Food security and access to decent sanitation and hygiene services are fundamental to healthy and productive lives; but far too many people in low- and middle-income countries lack both. In sub-Saharan Africa (SSA) a quarter of the population were undernourished in 2011-2013, 80% have no electricity access, and a staggering 70% – 640 million people – still use substandard sanitation systems or none at all, despite marked improvements in recent years.

All of these are urgent challenges, particularly with the population growth and rapid urbanization projected for the region in the coming decades. But as diverse as the challenges are, they do not always need separate solutions. In particular, filling the region’s huge sanitation gap would not only vastly improve the health and living standards of that 640 million people, but in the process it could make a significant contribution to improving food security and meeting a range of other sustainable development targets.

Crucial to achieving this would be large-scale implementation of so-called productive sanitation systems – systems that make productive (and safe) use of nutrients, organic matter and water content of human excreta and wastewater for crop and energy production. The nitrogen, phosphorous and potassium in one person’s human excreta can boost yields by around 50 kg of cereals per year, on a conservative estimate, much more cheaply than commercial synthetic fertilizers.
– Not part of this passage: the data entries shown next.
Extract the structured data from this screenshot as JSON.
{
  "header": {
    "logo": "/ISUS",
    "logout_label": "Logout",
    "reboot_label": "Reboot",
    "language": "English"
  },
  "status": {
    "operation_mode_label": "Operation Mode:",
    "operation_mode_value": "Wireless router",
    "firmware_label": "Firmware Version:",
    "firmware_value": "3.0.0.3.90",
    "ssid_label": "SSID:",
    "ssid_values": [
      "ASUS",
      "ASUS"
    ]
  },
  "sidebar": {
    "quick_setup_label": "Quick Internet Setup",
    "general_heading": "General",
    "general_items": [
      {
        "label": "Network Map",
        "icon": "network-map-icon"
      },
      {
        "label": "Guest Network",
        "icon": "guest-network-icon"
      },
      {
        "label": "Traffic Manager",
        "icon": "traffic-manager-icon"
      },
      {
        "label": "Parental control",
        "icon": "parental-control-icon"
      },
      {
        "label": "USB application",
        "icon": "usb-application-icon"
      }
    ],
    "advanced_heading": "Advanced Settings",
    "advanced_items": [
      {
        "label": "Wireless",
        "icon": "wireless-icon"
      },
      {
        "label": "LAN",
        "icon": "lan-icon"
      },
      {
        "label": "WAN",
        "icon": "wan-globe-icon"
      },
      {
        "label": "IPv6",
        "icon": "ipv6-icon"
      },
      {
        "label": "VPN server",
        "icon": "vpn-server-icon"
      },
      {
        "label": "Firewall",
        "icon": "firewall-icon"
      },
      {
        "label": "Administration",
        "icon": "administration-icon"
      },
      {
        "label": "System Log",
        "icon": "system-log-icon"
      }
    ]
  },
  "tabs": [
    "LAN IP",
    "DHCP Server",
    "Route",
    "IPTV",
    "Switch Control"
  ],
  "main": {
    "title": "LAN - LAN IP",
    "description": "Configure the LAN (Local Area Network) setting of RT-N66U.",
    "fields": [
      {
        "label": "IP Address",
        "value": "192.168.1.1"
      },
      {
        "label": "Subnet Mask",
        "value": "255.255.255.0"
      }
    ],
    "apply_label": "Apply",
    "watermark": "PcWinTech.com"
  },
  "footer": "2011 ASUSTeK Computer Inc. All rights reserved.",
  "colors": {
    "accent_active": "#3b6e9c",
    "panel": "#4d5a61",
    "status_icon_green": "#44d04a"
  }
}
Productive sanitation can also strengthen local livelihoods and increase resilience to external pressures such as rising fertilizer prices and climate events.
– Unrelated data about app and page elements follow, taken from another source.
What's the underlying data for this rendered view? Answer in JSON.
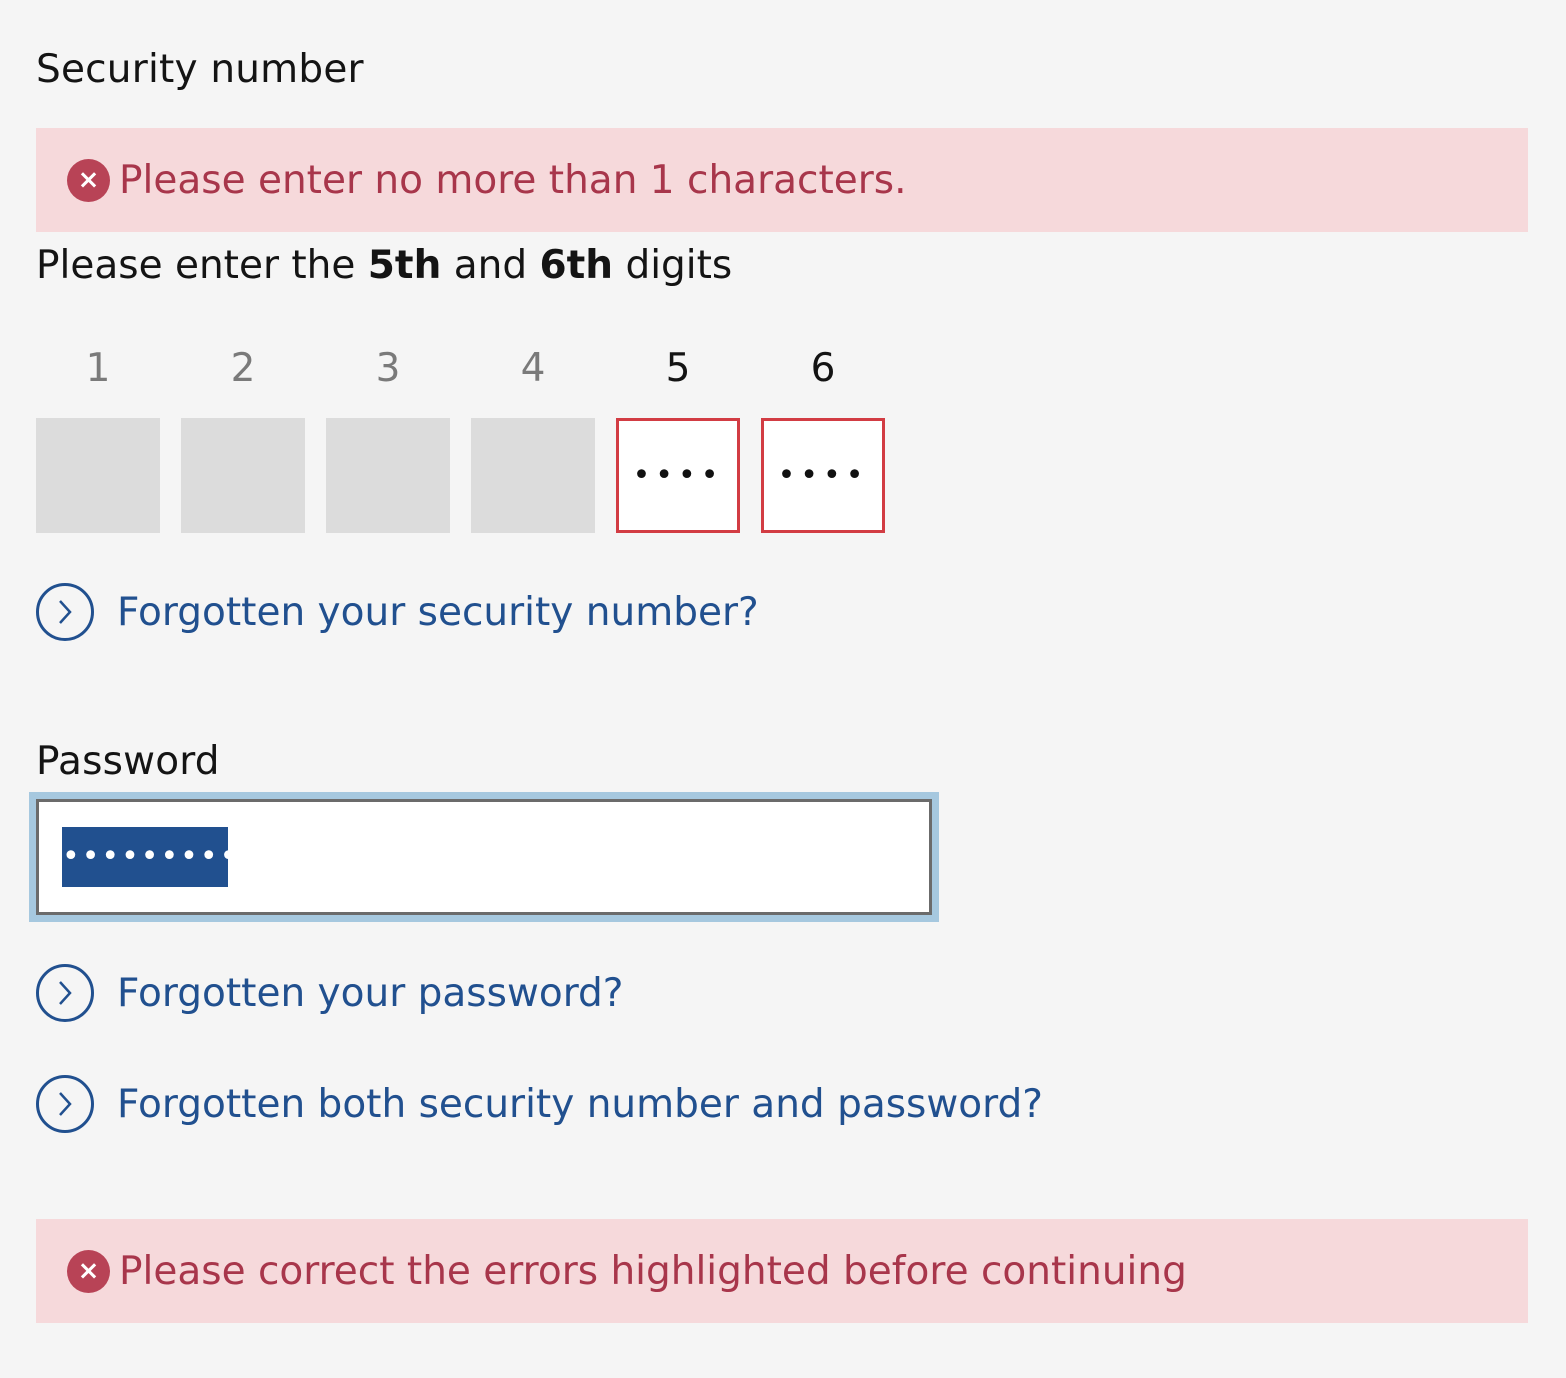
{
  "security": {
    "label": "Security number",
    "error": "Please enter no more than 1 characters.",
    "instruction": {
      "prefix": "Please enter the ",
      "first": "5th",
      "middle": " and ",
      "second": "6th",
      "suffix": " digits"
    },
    "digits": [
      {
        "number": "1",
        "active": false,
        "value": ""
      },
      {
        "number": "2",
        "active": false,
        "value": ""
      },
      {
        "number": "3",
        "active": false,
        "value": ""
      },
      {
        "number": "4",
        "active": false,
        "value": ""
      },
      {
        "number": "5",
        "active": true,
        "value": "••••"
      },
      {
        "number": "6",
        "active": true,
        "value": "••••"
      }
    ],
    "forgot_link": "Forgotten your security number?"
  },
  "password": {
    "label": "Password",
    "value": "•••••••••"
  },
  "links": {
    "forgot_password": "Forgotten your password?",
    "forgot_both": "Forgotten both security number and password?"
  },
  "form_error": "Please correct the errors highlighted before continuing",
  "icons": {
    "error": "error-x-icon",
    "link": "chevron-right-circle-icon"
  },
  "colors": {
    "background": "#f5f5f5",
    "error_banner": "#f6d9db",
    "error_text": "#a8364b",
    "error_icon": "#b84356",
    "link": "#21508f",
    "active_digit_border": "#d23c43",
    "focus_ring": "#a6c8df"
  }
}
Productive sanitation can take many forms, from household dry toilets or decentralized community-level systems right up to municipal scale. It is most immediately and obviously relevant to rural communities, and particularly smallholder farmers, who too often neglect to consider recycling human excreta even as they carefully manage local natural resources to ensure sustained crop production. It can also reduce pollution and degradation of local water resources. However, there is also vast potential in SSA’s fast-growing urban centres, where existing sewerage networks and sewage treatment systems often meet only a fraction of even today’s demand.

Looking back and looking ahead

Productive sanitation has proved its value in smaller, local projects. The question is how to take it to scale, and do so sustainably. Productive sanitation has to contend with all of the barriers and difficulties inherent in implementing conventional “disposal-oriented” sanitation in areas of low coverage – for example, the upfront investments, ensuring that the governance arrangements, technical capacity and financing models are in place to keep the systems working – and more on top. For example, productive sanitation demands long-term planning and cooperation between several government sectors: water, agriculture, energy, health and others. At the same time, people need to be convinced and supported to safely handle and reuse human excreta, and to trust foods fertilized with humanure.

One of the central aims of the new SEI Initiative on Sustainable Sanitation is to see what we can learn from experiences with implementing productive sanitation and, in particular, to cast a fresh eye over some of the ostensible success stories of the past. Are they still working a few years after the final project evaluation? Which aspects of the system have changed and which have stood the test of time? And what can we learn from that about what is needed to sustain productive sanitation?

A side event hosted by SEI at AfricaSan 4, in Dakar, Senegal, on Monday 25 May will be a chance to do just that. The side event, titled Productive Sanitation, Food Security and Resilient Livelihoods, will start by looking back and learning. Among the presentations, Savadogo Karim, of CEFAME/SNV, will talk about experiences with taking ecological sanitation (ecosan) to scale in Burkina Faso. Kailou Hamadou of the Niger Ministry of Hydraulics and Sanitation will reflect on the legacy of a productive sanitation project in Aguié, Niger, five years on. Dr Sudhir Pillay of the Water Research Commission will talk about experiences in South Africa. (For a full list of presentations download the session programme in English or French.)

The second part of the session will look ahead. To be implemented in a sustainable way, productive sanitation systems need to be socially acceptable, economically viable, and technically and institutionally appropriate. An expert panel will guide discussions on how to overcome the barriers to scale and sustainability.

The side event will be chaired by Hon. Dr François Lompo, Minister of Agriculture, Burkina Faso. It starts at 17:40.

Read more about the session and the SEI experts who will be present.